§ **WHAT IS REQUIRED**: Please repeat the listing below in its entirety, exactly.

§ **GIVEN ENTRIES**:
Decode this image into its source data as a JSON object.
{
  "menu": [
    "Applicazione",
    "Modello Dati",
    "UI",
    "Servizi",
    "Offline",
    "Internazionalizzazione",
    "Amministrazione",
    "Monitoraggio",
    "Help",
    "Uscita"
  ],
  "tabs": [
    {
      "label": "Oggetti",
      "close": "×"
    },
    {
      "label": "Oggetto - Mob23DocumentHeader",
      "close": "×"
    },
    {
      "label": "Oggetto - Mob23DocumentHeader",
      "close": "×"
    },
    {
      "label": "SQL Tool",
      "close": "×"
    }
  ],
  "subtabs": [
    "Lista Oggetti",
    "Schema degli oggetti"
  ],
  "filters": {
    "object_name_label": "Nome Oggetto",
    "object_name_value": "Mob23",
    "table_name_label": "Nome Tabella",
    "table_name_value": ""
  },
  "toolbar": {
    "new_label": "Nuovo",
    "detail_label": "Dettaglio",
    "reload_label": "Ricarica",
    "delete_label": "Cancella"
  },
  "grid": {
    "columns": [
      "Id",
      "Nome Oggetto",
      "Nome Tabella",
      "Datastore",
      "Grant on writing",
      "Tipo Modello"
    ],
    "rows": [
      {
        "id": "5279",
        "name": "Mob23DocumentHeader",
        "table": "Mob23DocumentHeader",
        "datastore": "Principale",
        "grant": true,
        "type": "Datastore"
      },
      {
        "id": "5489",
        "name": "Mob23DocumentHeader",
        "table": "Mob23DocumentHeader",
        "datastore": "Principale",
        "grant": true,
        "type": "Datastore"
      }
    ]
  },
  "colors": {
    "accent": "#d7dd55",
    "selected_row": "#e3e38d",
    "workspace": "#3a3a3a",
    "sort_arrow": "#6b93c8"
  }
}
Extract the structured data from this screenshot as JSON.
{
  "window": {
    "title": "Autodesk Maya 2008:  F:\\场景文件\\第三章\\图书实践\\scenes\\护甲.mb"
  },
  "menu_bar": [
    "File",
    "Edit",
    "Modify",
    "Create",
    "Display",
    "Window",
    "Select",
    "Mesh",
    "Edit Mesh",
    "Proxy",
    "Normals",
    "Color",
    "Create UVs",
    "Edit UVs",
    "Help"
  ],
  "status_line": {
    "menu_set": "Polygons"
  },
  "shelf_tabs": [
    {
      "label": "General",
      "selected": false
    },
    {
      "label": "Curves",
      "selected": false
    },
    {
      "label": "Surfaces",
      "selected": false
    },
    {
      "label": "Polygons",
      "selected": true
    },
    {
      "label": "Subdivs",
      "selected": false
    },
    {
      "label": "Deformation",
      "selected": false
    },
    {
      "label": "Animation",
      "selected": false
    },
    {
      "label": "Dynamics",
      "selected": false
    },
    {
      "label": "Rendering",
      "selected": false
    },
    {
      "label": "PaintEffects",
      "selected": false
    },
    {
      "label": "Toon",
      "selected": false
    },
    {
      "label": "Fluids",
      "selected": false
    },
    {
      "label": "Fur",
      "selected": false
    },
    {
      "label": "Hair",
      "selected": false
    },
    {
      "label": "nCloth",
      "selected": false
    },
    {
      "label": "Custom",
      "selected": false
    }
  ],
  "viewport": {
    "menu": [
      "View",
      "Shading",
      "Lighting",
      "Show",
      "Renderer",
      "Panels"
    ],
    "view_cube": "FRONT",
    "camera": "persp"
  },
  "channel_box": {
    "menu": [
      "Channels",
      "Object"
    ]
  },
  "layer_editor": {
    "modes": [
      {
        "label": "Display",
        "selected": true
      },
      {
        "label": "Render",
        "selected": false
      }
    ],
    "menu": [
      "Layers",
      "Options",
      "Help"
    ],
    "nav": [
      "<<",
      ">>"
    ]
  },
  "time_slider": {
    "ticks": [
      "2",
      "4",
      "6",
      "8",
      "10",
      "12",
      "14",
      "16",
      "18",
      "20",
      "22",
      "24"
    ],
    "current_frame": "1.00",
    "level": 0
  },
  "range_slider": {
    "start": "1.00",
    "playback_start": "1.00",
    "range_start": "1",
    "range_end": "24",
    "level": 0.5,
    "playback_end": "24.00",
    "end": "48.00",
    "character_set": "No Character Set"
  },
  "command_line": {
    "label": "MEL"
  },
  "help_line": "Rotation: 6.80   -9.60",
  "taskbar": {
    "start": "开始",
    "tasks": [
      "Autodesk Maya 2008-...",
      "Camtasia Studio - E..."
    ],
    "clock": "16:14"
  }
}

§ **RESPONSE BELOW**:
Decode this image into its source data as a JSON object.
{
  "menu": [
    "Applicazione",
    "Modello Dati",
    "UI",
    "Servizi",
    "Offline",
    "Internazionalizzazione",
    "Amministrazione",
    "Monitoraggio",
    "Help",
    "Uscita"
  ],
  "tabs": [
    {
      "label": "Oggetti",
      "close": "×"
    },
    {
      "label": "Oggetto - Mob23DocumentHeader",
      "close": "×"
    },
    {
      "label": "Oggetto - Mob23DocumentHeader",
      "close": "×"
    },
    {
      "label": "SQL Tool",
      "close": "×"
    }
  ],
  "subtabs": [
    "Lista Oggetti",
    "Schema degli oggetti"
  ],
  "filters": {
    "object_name_label": "Nome Oggetto",
    "object_name_value": "Mob23",
    "table_name_label": "Nome Tabella",
    "table_name_value": ""
  },
  "toolbar": {
    "new_label": "Nuovo",
    "detail_label": "Dettaglio",
    "reload_label": "Ricarica",
    "delete_label": "Cancella"
  },
  "grid": {
    "columns": [
      "Id",
      "Nome Oggetto",
      "Nome Tabella",
      "Datastore",
      "Grant on writing",
      "Tipo Modello"
    ],
    "rows": [
      {
        "id": "5279",
        "name": "Mob23DocumentHeader",
        "table": "Mob23DocumentHeader",
        "datastore": "Principale",
        "grant": true,
        "type": "Datastore"
      },
      {
        "id": "5489",
        "name": "Mob23DocumentHeader",
        "table": "Mob23DocumentHeader",
        "datastore": "Principale",
        "grant": true,
        "type": "Datastore"
      }
    ]
  },
  "colors": {
    "accent": "#d7dd55",
    "selected_row": "#e3e38d",
    "workspace": "#3a3a3a",
    "sort_arrow": "#6b93c8"
  }
}
Extract the structured data from this screenshot as JSON.
{
  "window": {
    "title": "Autodesk Maya 2008:  F:\\场景文件\\第三章\\图书实践\\scenes\\护甲.mb"
  },
  "menu_bar": [
    "File",
    "Edit",
    "Modify",
    "Create",
    "Display",
    "Window",
    "Select",
    "Mesh",
    "Edit Mesh",
    "Proxy",
    "Normals",
    "Color",
    "Create UVs",
    "Edit UVs",
    "Help"
  ],
  "status_line": {
    "menu_set": "Polygons"
  },
  "shelf_tabs": [
    {
      "label": "General",
      "selected": false
    },
    {
      "label": "Curves",
      "selected": false
    },
    {
      "label": "Surfaces",
      "selected": false
    },
    {
      "label": "Polygons",
      "selected": true
    },
    {
      "label": "Subdivs",
      "selected": false
    },
    {
      "label": "Deformation",
      "selected": false
    },
    {
      "label": "Animation",
      "selected": false
    },
    {
      "label": "Dynamics",
      "selected": false
    },
    {
      "label": "Rendering",
      "selected": false
    },
    {
      "label": "PaintEffects",
      "selected": false
    },
    {
      "label": "Toon",
      "selected": false
    },
    {
      "label": "Fluids",
      "selected": false
    },
    {
      "label": "Fur",
      "selected": false
    },
    {
      "label": "Hair",
      "selected": false
    },
    {
      "label": "nCloth",
      "selected": false
    },
    {
      "label": "Custom",
      "selected": false
    }
  ],
  "viewport": {
    "menu": [
      "View",
      "Shading",
      "Lighting",
      "Show",
      "Renderer",
      "Panels"
    ],
    "view_cube": "FRONT",
    "camera": "persp"
  },
  "channel_box": {
    "menu": [
      "Channels",
      "Object"
    ]
  },
  "layer_editor": {
    "modes": [
      {
        "label": "Display",
        "selected": true
      },
      {
        "label": "Render",
        "selected": false
      }
    ],
    "menu": [
      "Layers",
      "Options",
      "Help"
    ],
    "nav": [
      "<<",
      ">>"
    ]
  },
  "time_slider": {
    "ticks": [
      "2",
      "4",
      "6",
      "8",
      "10",
      "12",
      "14",
      "16",
      "18",
      "20",
      "22",
      "24"
    ],
    "current_frame": "1.00",
    "level": 0
  },
  "range_slider": {
    "start": "1.00",
    "playback_start": "1.00",
    "range_start": "1",
    "range_end": "24",
    "level": 0.5,
    "playback_end": "24.00",
    "end": "48.00",
    "character_set": "No Character Set"
  },
  "command_line": {
    "label": "MEL"
  },
  "help_line": "Rotation: 6.80   -9.60",
  "taskbar": {
    "start": "开始",
    "tasks": [
      "Autodesk Maya 2008-...",
      "Camtasia Studio - E..."
    ],
    "clock": "16:14"
  }
}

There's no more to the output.